##### Dataset content
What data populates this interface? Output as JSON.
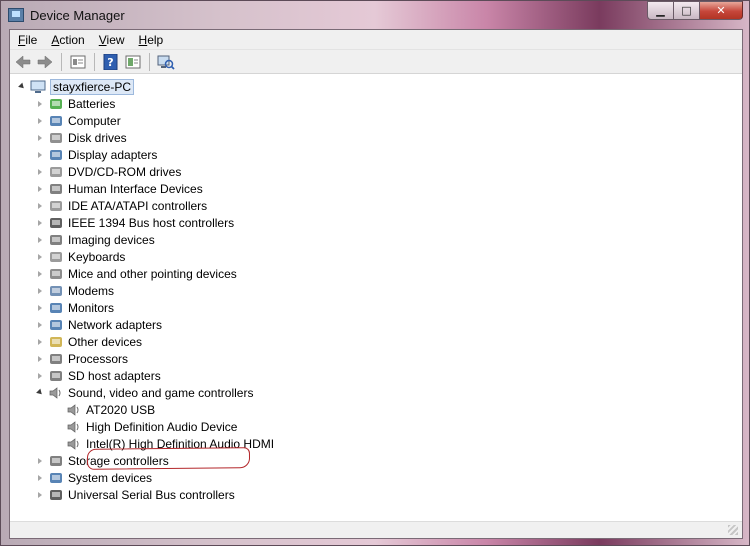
{
  "window": {
    "title": "Device Manager",
    "caption": {
      "minimize": "▁",
      "maximize": "□",
      "close": "✕"
    }
  },
  "menu": {
    "items": [
      {
        "key": "F",
        "rest": "ile"
      },
      {
        "key": "A",
        "rest": "ction"
      },
      {
        "key": "V",
        "rest": "iew"
      },
      {
        "key": "H",
        "rest": "elp"
      }
    ]
  },
  "toolbar": {
    "icons": [
      "back-icon",
      "forward-icon",
      "properties-icon",
      "help-icon",
      "update-driver-icon",
      "scan-hardware-icon"
    ]
  },
  "tree": {
    "root": "stayxfierce-PC",
    "categories": [
      {
        "label": "Batteries",
        "icon": "battery-icon",
        "color": "#3aa335"
      },
      {
        "label": "Computer",
        "icon": "computer-icon",
        "color": "#3b6ea8"
      },
      {
        "label": "Disk drives",
        "icon": "disk-drive-icon",
        "color": "#7d7d7d"
      },
      {
        "label": "Display adapters",
        "icon": "display-adapter-icon",
        "color": "#3b6ea8"
      },
      {
        "label": "DVD/CD-ROM drives",
        "icon": "dvd-drive-icon",
        "color": "#8a8a8a"
      },
      {
        "label": "Human Interface Devices",
        "icon": "hid-icon",
        "color": "#6a6a6a"
      },
      {
        "label": "IDE ATA/ATAPI controllers",
        "icon": "ide-controller-icon",
        "color": "#8a8a8a"
      },
      {
        "label": "IEEE 1394 Bus host controllers",
        "icon": "ieee1394-icon",
        "color": "#444444"
      },
      {
        "label": "Imaging devices",
        "icon": "camera-icon",
        "color": "#6a6a6a"
      },
      {
        "label": "Keyboards",
        "icon": "keyboard-icon",
        "color": "#8a8a8a"
      },
      {
        "label": "Mice and other pointing devices",
        "icon": "mouse-icon",
        "color": "#7a7a7a"
      },
      {
        "label": "Modems",
        "icon": "modem-icon",
        "color": "#5a7ea8"
      },
      {
        "label": "Monitors",
        "icon": "monitor-icon",
        "color": "#3b6ea8"
      },
      {
        "label": "Network adapters",
        "icon": "network-adapter-icon",
        "color": "#3b6ea8"
      },
      {
        "label": "Other devices",
        "icon": "other-devices-icon",
        "color": "#c9a93a"
      },
      {
        "label": "Processors",
        "icon": "processor-icon",
        "color": "#6a6a6a"
      },
      {
        "label": "SD host adapters",
        "icon": "sd-adapter-icon",
        "color": "#6a6a6a"
      }
    ],
    "expanded": {
      "label": "Sound, video and game controllers",
      "icon": "speaker-icon",
      "children": [
        {
          "label": "AT2020 USB"
        },
        {
          "label": "High Definition Audio Device"
        },
        {
          "label": "Intel(R) High Definition Audio HDMI"
        }
      ]
    },
    "categories_after": [
      {
        "label": "Storage controllers",
        "icon": "storage-controller-icon",
        "color": "#6a6a6a"
      },
      {
        "label": "System devices",
        "icon": "system-devices-icon",
        "color": "#3b6ea8"
      },
      {
        "label": "Universal Serial Bus controllers",
        "icon": "usb-icon",
        "color": "#444444"
      }
    ]
  }
}
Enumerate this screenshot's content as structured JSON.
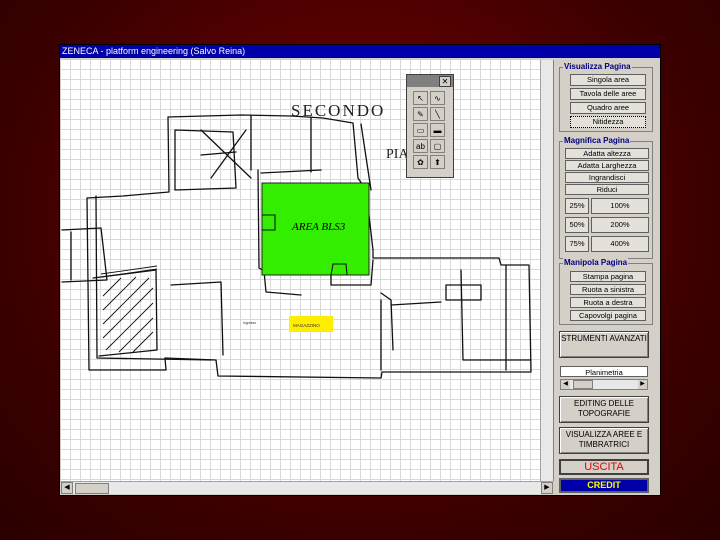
{
  "window": {
    "title": "ZENECA - platform engineering (Salvo Reina)"
  },
  "drawing": {
    "handwritten_title_line1": "SECONDO",
    "handwritten_title_line2": "PIANO",
    "area_label": "AREA BLS3",
    "small_label": "MAGAZZINO",
    "tiny_label": "ingresso",
    "area_color": "#33ee00",
    "small_color": "#ffee00"
  },
  "panel": {
    "visualizza": {
      "title": "Visualizza Pagina",
      "buttons": [
        "Singola area",
        "Tavola delle aree",
        "Quadro aree",
        "Nitidezza"
      ]
    },
    "magnifica": {
      "title": "Magnifica Pagina",
      "buttons": [
        "Adatta altezza",
        "Adatta Larghezza",
        "Ingrandisci",
        "Riduci"
      ],
      "zoom": [
        "25%",
        "100%",
        "50%",
        "200%",
        "75%",
        "400%"
      ]
    },
    "manipola": {
      "title": "Manipola Pagina",
      "buttons": [
        "Stampa pagina",
        "Ruota a sinistra",
        "Ruota a destra",
        "Capovolgi pagina"
      ]
    },
    "strumenti": "STRUMENTI AVANZATI",
    "selector_value": "Planimetria",
    "editing": "EDITING DELLE TOPOGRAFIE",
    "visualizza_aree": "VISUALIZZA AREE E TIMBRATRICI",
    "uscita": "USCITA",
    "credit": "CREDIT"
  },
  "colors": {
    "titlebar": "#0000a8",
    "uscita": "#e00000",
    "credit_bg": "#0000a8",
    "credit_text": "#ffff00"
  }
}
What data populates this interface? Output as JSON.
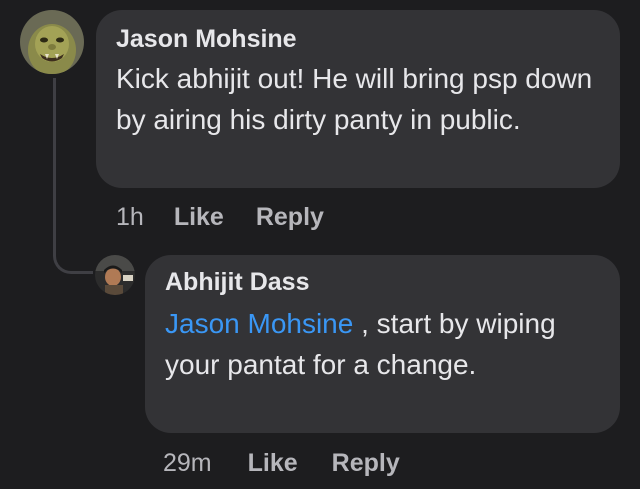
{
  "comments": [
    {
      "author": "Jason Mohsine",
      "text": "Kick abhijit out! He will bring psp down by airing his dirty panty in public.",
      "time": "1h",
      "like_label": "Like",
      "reply_label": "Reply",
      "avatar_icon": "ogre-avatar-icon"
    }
  ],
  "reply": {
    "author": "Abhijit Dass",
    "mention": "Jason Mohsine",
    "text": " , start by wiping your pantat for a change.",
    "time": "29m",
    "like_label": "Like",
    "reply_label": "Reply",
    "avatar_icon": "photo-avatar-icon"
  },
  "colors": {
    "background": "#1d1d1f",
    "bubble": "#333336",
    "text": "#e7e7ea",
    "meta": "#b6b6bb",
    "mention": "#3a97f5"
  }
}
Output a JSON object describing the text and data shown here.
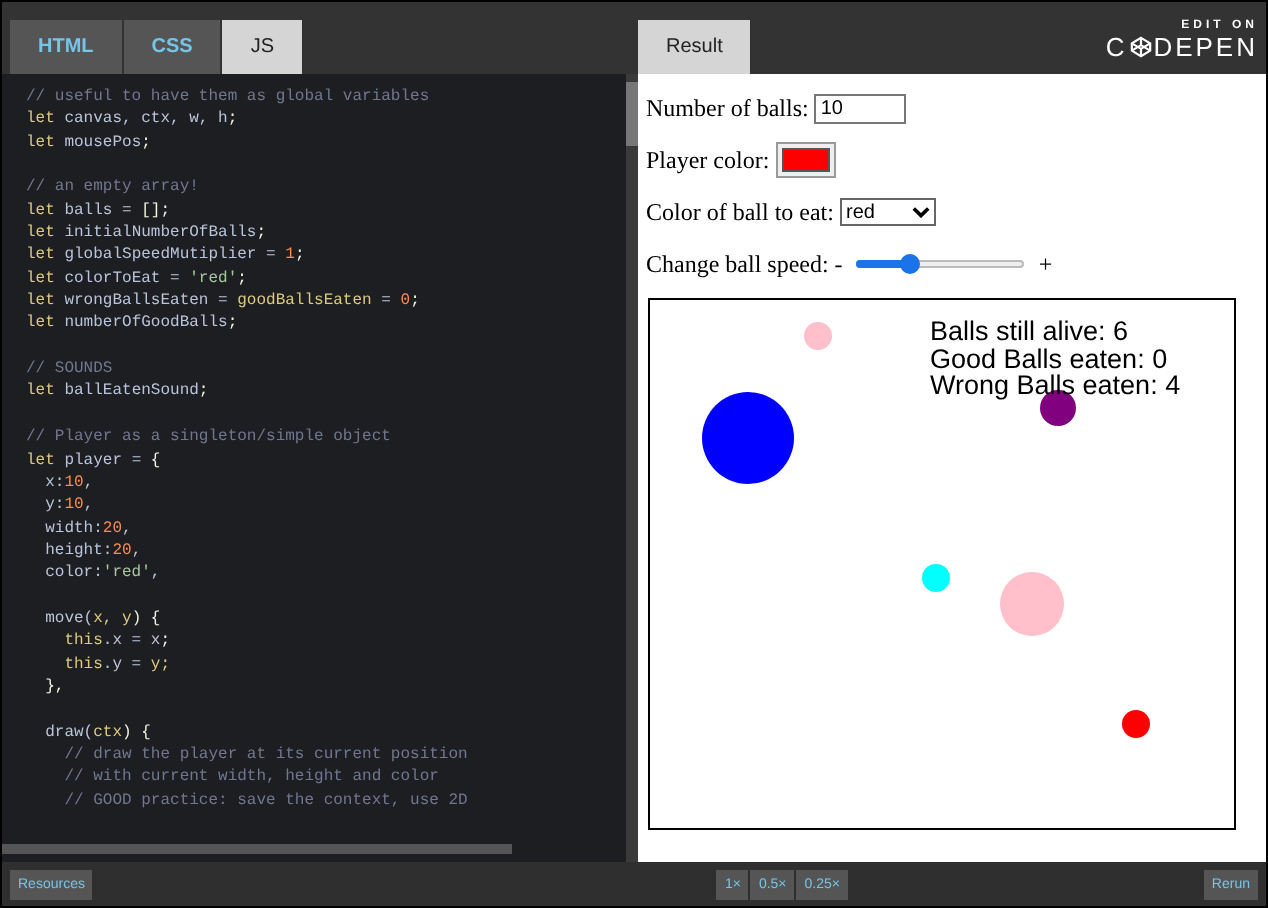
{
  "editor": {
    "tabs": [
      {
        "label": "HTML",
        "selected": false
      },
      {
        "label": "CSS",
        "selected": false
      },
      {
        "label": "JS",
        "selected": true
      }
    ],
    "code_lines": [
      {
        "kind": "code",
        "segments": [
          {
            "text": "// useful to have them as global variables",
            "kind": "comment"
          }
        ]
      },
      {
        "kind": "code",
        "segments": [
          {
            "text": "let",
            "kind": "keyword"
          },
          {
            "text": " canvas, ctx, w, h",
            "kind": "plain"
          },
          {
            "text": ";",
            "kind": "punct"
          }
        ]
      },
      {
        "kind": "code",
        "segments": [
          {
            "text": "let",
            "kind": "keyword"
          },
          {
            "text": " mousePos",
            "kind": "plain"
          },
          {
            "text": ";",
            "kind": "punct"
          }
        ]
      },
      {
        "kind": "blank"
      },
      {
        "kind": "code",
        "segments": [
          {
            "text": "// an empty array!",
            "kind": "comment"
          }
        ]
      },
      {
        "kind": "code",
        "segments": [
          {
            "text": "let",
            "kind": "keyword"
          },
          {
            "text": " balls = ",
            "kind": "plain"
          },
          {
            "text": "[];",
            "kind": "punct"
          }
        ]
      },
      {
        "kind": "code",
        "segments": [
          {
            "text": "let",
            "kind": "keyword"
          },
          {
            "text": " initialNumberOfBalls",
            "kind": "plain"
          },
          {
            "text": ";",
            "kind": "punct"
          }
        ]
      },
      {
        "kind": "code",
        "segments": [
          {
            "text": "let",
            "kind": "keyword"
          },
          {
            "text": " globalSpeedMutiplier = ",
            "kind": "plain"
          },
          {
            "text": "1",
            "kind": "number"
          },
          {
            "text": ";",
            "kind": "punct"
          }
        ]
      },
      {
        "kind": "code",
        "segments": [
          {
            "text": "let",
            "kind": "keyword"
          },
          {
            "text": " colorToEat = ",
            "kind": "plain"
          },
          {
            "text": "'red'",
            "kind": "string"
          },
          {
            "text": ";",
            "kind": "punct"
          }
        ]
      },
      {
        "kind": "code",
        "segments": [
          {
            "text": "let",
            "kind": "keyword"
          },
          {
            "text": " wrongBallsEaten = ",
            "kind": "plain"
          },
          {
            "text": "goodBallsEaten",
            "kind": "keyword"
          },
          {
            "text": " = ",
            "kind": "plain"
          },
          {
            "text": "0",
            "kind": "number"
          },
          {
            "text": ";",
            "kind": "punct"
          }
        ]
      },
      {
        "kind": "code",
        "segments": [
          {
            "text": "let",
            "kind": "keyword"
          },
          {
            "text": " numberOfGoodBalls",
            "kind": "plain"
          },
          {
            "text": ";",
            "kind": "punct"
          }
        ]
      },
      {
        "kind": "blank"
      },
      {
        "kind": "code",
        "segments": [
          {
            "text": "// SOUNDS",
            "kind": "comment"
          }
        ]
      },
      {
        "kind": "code",
        "segments": [
          {
            "text": "let",
            "kind": "keyword"
          },
          {
            "text": " ballEatenSound",
            "kind": "plain"
          },
          {
            "text": ";",
            "kind": "punct"
          }
        ]
      },
      {
        "kind": "blank"
      },
      {
        "kind": "code",
        "segments": [
          {
            "text": "// Player as a singleton/simple object",
            "kind": "comment"
          }
        ]
      },
      {
        "kind": "code",
        "segments": [
          {
            "text": "let",
            "kind": "keyword"
          },
          {
            "text": " player = ",
            "kind": "plain"
          },
          {
            "text": "{",
            "kind": "punct"
          }
        ]
      },
      {
        "kind": "code",
        "segments": [
          {
            "text": "  x:",
            "kind": "plain"
          },
          {
            "text": "10",
            "kind": "number"
          },
          {
            "text": ",",
            "kind": "plain"
          }
        ]
      },
      {
        "kind": "code",
        "segments": [
          {
            "text": "  y:",
            "kind": "plain"
          },
          {
            "text": "10",
            "kind": "number"
          },
          {
            "text": ",",
            "kind": "plain"
          }
        ]
      },
      {
        "kind": "code",
        "segments": [
          {
            "text": "  width:",
            "kind": "plain"
          },
          {
            "text": "20",
            "kind": "number"
          },
          {
            "text": ",",
            "kind": "plain"
          }
        ]
      },
      {
        "kind": "code",
        "segments": [
          {
            "text": "  height:",
            "kind": "plain"
          },
          {
            "text": "20",
            "kind": "number"
          },
          {
            "text": ",",
            "kind": "plain"
          }
        ]
      },
      {
        "kind": "code",
        "segments": [
          {
            "text": "  color:",
            "kind": "plain"
          },
          {
            "text": "'red'",
            "kind": "string"
          },
          {
            "text": ",",
            "kind": "plain"
          }
        ]
      },
      {
        "kind": "blank"
      },
      {
        "kind": "code",
        "segments": [
          {
            "text": "  move(",
            "kind": "plain"
          },
          {
            "text": "x, y",
            "kind": "keyword"
          },
          {
            "text": ") {",
            "kind": "punct"
          }
        ]
      },
      {
        "kind": "code",
        "segments": [
          {
            "text": "    this",
            "kind": "keyword"
          },
          {
            "text": ".x = x",
            "kind": "plain"
          },
          {
            "text": ";",
            "kind": "punct"
          }
        ]
      },
      {
        "kind": "code",
        "segments": [
          {
            "text": "    this",
            "kind": "keyword"
          },
          {
            "text": ".y = ",
            "kind": "plain"
          },
          {
            "text": "y;",
            "kind": "keyword"
          }
        ]
      },
      {
        "kind": "code",
        "segments": [
          {
            "text": "  },",
            "kind": "punct"
          }
        ]
      },
      {
        "kind": "blank"
      },
      {
        "kind": "code",
        "segments": [
          {
            "text": "  draw(",
            "kind": "plain"
          },
          {
            "text": "ctx",
            "kind": "keyword"
          },
          {
            "text": ") {",
            "kind": "punct"
          }
        ]
      },
      {
        "kind": "code",
        "segments": [
          {
            "text": "    // draw the player at its current position",
            "kind": "comment"
          }
        ]
      },
      {
        "kind": "code",
        "segments": [
          {
            "text": "    // with current width, height and color",
            "kind": "comment"
          }
        ]
      },
      {
        "kind": "code",
        "segments": [
          {
            "text": "    // GOOD practice: save the context, use 2D",
            "kind": "comment"
          }
        ]
      }
    ]
  },
  "result": {
    "tab": "Result",
    "logo": {
      "top": "EDIT ON",
      "prefix": "C",
      "suffix": "DEPEN"
    },
    "controls": [
      {
        "kind": "number",
        "label": "Number of balls:",
        "value": "10"
      },
      {
        "kind": "color",
        "label": "Player color:",
        "color": "#ff0000"
      },
      {
        "kind": "select",
        "label": "Color of ball to eat:",
        "value": "red"
      },
      {
        "kind": "slider",
        "label": "Change ball speed: -",
        "after": "+",
        "level": 0.32
      }
    ],
    "canvas": {
      "stats": [
        "Balls still alive: 6",
        "Good Balls eaten: 0",
        "Wrong Balls eaten: 4"
      ],
      "balls": [
        {
          "color": "#ffc0cb"
        },
        {
          "color": "#0000ff"
        },
        {
          "color": "#800080"
        },
        {
          "color": "#00ffff"
        },
        {
          "color": "#ffc0cb"
        },
        {
          "color": "#ff0000"
        }
      ]
    }
  },
  "footer": {
    "resources": "Resources",
    "zoom_buttons": [
      "1×",
      "0.5×",
      "0.25×"
    ],
    "rerun": "Rerun"
  }
}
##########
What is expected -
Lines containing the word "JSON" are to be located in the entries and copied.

Output of the exercise -
What data populates this interface? Output as JSON.
Enumerate this screenshot's content as structured JSON.
What data populates this interface? Output as JSON.
Output a JSON object describing the text and data shown here.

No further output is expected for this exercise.